Current [atmospheric] CO2 values are more than 100 ppm higher than at any time in the last one million years (and maybe higher than any time in the last 25 million years). This new record represents an increase of 85 ppm in the 55 years since David Keeling began making measurements at Mauna Loa. Even more disturbing than the magnitude of this change is the fact that the rate of CO2 accumulation in the atmosphere has been steadily increasing over the last few decades, meaning that future increases will happen faster. When averaged over 55 years, the increase has been about 1.55 ppm CO2 per year. However, the most recent data suggest that the annual increase is more than 2.75 ppm CO2 per year.
These increases in atmospheric CO2 are causing real, significant changes in the Earth system now, not in some distant future climate, and will continue to be felt for centuries to come. We can study these impacts to better understand the way the Earth will respond to future changes, but unless serious actions are taken immediately, we risk the next threshold being a point of no return in mankind's unintended global-scale geoengineering experiment.
– Dr. Charles Miller
Researcher specializing in the remote sensing of carbon dioxide and other greenhouse gases; Principal investigator, Carbon in Arctic Reservoirs Vulnerability Experiment (CARVE) mission
As a college professor who lectures on climate change, I will have to find a way to look into those 70 sets of eyes that have learned all semester long to trust me and somehow explain to those students, my students – who still believe in their young minds that success mostly depends on good grades and hard work, who believe in fairness, evenhandedness and opportunity – how much we as people have altered our environment, and that they will end up facing the consequences of our inability to act.
– Laura Faye Tenenbaum
Oceanography Professor, Glendale Community College; Communications Specialist for NASA's Global Climate Change Website
Reaching the 400 ppm mark should be a reminder for us that carbon dioxide levels have been shooting up at an alarming rate in the recent past due to human activity.

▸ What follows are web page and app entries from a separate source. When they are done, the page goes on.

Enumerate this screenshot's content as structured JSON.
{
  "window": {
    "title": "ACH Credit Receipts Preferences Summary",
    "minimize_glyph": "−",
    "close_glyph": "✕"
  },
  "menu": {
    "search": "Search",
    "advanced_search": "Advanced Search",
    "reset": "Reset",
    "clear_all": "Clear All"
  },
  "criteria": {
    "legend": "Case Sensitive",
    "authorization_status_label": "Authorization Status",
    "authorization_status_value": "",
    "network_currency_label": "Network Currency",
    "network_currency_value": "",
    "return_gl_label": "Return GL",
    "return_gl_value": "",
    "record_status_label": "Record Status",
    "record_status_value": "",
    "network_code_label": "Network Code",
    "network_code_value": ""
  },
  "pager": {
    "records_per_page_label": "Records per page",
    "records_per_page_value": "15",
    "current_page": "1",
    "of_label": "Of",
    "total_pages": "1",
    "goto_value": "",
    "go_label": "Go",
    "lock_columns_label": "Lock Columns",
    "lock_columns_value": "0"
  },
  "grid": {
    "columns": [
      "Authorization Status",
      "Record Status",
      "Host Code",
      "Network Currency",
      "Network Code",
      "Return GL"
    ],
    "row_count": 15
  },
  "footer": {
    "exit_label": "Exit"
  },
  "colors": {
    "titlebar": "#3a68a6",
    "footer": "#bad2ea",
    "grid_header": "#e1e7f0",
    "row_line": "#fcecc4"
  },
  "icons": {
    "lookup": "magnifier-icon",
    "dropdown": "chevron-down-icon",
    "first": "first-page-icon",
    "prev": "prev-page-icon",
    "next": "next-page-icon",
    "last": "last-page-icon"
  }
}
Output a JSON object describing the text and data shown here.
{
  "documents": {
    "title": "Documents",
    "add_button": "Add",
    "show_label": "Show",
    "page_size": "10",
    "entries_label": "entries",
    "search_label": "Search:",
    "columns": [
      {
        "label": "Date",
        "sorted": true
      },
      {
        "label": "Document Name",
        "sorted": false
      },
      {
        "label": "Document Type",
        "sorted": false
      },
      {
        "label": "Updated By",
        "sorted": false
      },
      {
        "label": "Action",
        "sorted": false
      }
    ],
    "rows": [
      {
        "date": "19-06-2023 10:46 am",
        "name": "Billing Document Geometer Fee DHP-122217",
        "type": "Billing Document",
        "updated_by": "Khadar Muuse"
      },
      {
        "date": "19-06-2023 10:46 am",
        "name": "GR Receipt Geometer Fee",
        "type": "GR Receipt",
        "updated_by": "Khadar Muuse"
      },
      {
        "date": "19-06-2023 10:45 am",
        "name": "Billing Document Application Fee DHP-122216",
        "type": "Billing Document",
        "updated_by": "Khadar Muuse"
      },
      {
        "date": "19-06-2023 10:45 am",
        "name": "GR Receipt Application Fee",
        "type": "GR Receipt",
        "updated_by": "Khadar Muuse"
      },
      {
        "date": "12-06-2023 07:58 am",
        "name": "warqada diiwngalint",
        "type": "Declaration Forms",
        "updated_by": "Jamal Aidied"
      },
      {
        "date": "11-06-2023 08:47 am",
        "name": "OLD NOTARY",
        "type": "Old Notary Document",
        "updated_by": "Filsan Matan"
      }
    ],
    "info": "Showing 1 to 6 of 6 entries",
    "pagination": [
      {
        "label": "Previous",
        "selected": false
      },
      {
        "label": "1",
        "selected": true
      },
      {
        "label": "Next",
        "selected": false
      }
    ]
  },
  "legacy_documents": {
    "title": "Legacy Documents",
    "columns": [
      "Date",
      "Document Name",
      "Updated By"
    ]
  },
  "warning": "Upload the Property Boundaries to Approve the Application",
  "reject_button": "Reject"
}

Levels that high have only been reached during the Pliocene era, when temperatures and sea level were higher. However, Earth's climate had never had to deal with such a drastic change as the current increase, which is, therefore, likely to have unexpected implications for our environment.
– Dr. Carmen Boening
Scientist, Climate Physics Group – NASA Jet Propulsion Laboratory